Local Fire and Rescue teams compete for place at National RTC & Trauma Challenge
Three teams also took part in the Trauma Challenge at the same event
The aim of the challenge is to improve the extrication skills of all crews taking part and to develop good practice that can be applied to real emergency situations.
Teams from Whitchurch, Ross-on-Wye, Ewyas Harold, Hereford, Redditch and Droitwich/Evesham competed in the RTC challenge, which was held at Malvern Fire Station on Saturday 31 March.

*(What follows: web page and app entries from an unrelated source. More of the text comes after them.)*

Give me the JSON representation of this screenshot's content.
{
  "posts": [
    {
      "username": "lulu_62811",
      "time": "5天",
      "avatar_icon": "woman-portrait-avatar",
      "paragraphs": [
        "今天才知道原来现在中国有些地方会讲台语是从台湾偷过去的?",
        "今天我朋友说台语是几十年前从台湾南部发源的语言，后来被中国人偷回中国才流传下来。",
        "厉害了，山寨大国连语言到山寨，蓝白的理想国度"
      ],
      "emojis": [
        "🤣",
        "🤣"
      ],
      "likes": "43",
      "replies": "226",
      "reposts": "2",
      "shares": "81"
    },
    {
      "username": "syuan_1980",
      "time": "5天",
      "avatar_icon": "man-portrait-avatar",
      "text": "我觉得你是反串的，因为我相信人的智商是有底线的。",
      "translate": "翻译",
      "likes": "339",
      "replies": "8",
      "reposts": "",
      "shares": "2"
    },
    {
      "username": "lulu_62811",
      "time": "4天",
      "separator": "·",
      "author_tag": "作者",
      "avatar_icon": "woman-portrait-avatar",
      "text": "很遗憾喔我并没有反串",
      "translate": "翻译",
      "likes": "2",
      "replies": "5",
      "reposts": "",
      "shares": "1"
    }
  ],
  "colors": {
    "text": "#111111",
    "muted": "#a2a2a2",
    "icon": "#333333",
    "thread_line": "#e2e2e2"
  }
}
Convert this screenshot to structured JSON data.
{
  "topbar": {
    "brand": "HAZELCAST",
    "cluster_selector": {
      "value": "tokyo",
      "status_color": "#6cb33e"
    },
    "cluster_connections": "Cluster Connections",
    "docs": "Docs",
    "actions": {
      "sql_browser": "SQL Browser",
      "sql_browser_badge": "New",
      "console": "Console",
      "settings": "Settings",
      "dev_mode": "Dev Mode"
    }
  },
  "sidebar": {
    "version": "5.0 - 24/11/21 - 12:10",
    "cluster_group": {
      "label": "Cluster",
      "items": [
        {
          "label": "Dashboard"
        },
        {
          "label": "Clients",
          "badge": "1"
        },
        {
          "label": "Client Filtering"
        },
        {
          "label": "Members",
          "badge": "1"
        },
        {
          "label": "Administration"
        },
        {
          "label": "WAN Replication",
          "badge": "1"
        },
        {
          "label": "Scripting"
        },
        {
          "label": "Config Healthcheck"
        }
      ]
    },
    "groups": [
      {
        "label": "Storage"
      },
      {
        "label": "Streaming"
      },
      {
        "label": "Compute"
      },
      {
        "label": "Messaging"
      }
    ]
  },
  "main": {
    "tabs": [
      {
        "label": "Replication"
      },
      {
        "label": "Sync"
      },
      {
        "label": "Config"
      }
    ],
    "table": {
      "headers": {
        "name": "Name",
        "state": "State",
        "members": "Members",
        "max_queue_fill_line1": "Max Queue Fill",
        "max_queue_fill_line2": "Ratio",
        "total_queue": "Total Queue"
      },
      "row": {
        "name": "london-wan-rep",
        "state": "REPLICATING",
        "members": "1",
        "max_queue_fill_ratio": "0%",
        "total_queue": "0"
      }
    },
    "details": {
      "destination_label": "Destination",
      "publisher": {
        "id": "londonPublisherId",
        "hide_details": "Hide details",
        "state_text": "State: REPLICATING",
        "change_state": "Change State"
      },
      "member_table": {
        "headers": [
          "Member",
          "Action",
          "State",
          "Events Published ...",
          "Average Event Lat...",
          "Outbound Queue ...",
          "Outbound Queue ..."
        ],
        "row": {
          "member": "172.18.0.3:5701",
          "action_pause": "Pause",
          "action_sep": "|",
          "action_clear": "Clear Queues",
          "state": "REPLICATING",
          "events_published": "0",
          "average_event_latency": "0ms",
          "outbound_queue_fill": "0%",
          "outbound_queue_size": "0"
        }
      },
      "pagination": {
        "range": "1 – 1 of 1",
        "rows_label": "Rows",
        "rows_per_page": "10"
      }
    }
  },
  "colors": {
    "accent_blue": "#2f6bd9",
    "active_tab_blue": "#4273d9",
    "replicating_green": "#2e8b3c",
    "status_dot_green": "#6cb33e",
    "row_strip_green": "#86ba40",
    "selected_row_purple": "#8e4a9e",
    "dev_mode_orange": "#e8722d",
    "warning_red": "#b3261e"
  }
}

Those participating were provided with hydraulic cutting equipment, vehicle stabilisation and glass management tools, casualty protection equipment and trauma packs, and had 20 minutes to safely rescue a casualty trapped in a vehicle involved in a road traffic collision.
They were judged on their incident command and control skills, their physical rescue techniques and their pre-hospital/medical care, and to ensure impartiality, the challenge was assessed by UKRO (United Kingdom Rescue Organisation) National Assessors.
The team from Redditch was chosen as the overall winners, with Ross–on-Wye coming runners up. Awards were presented to both the winners and the runners up to mark their success, and also to the assessors, to thank them for their involvement in the local challenge.
The winning team, made up of:
Becky Valender –Team Leader
Ade Taylor – Tool Operator
Cliff Page – Tool Operator
Chris Verney –Trauma Carer
Arran Lewis – Trauma/Tool Support
Three teams also took part in the Trauma Challenge at the same event, two from Evesham and one from Worcester, with the winning team from Evesham consisting of Ryan Payne and James Wood.
The winners of both the RTC and Trauma will now go on to represent HWFRS at the national competition in Lincoln in August.
Watch Commander Steve Andrews, training instructor with HWFRS, said: "The teams have trained for this event in their own time and we would like to pass on our appreciation to all those taking part for their hard work and commitment. The team from Redditch and Evesham are worthy winners and we wish them well as they go forward to the next stage of the competition."
He added: "Fire services across the country get called to high numbers of road traffic collisions, many of them serious in nature, often with casualties physically or medically trapped in their vehicles. It's important that we continue to hone our skills in this area of our work and this challenge certainly helps us to test our procedures and share our learning with colleagues within our own service area, and with other Fire and Rescue crews nationally."
Station Commander Phil Griffiths, whose crew won the challenge, said he was delighted that his team of firefighters won the competition.
"I shall be supporting them all the way through to the national finals later in the year," he said. "I am really pleased that all of their hard work paid off."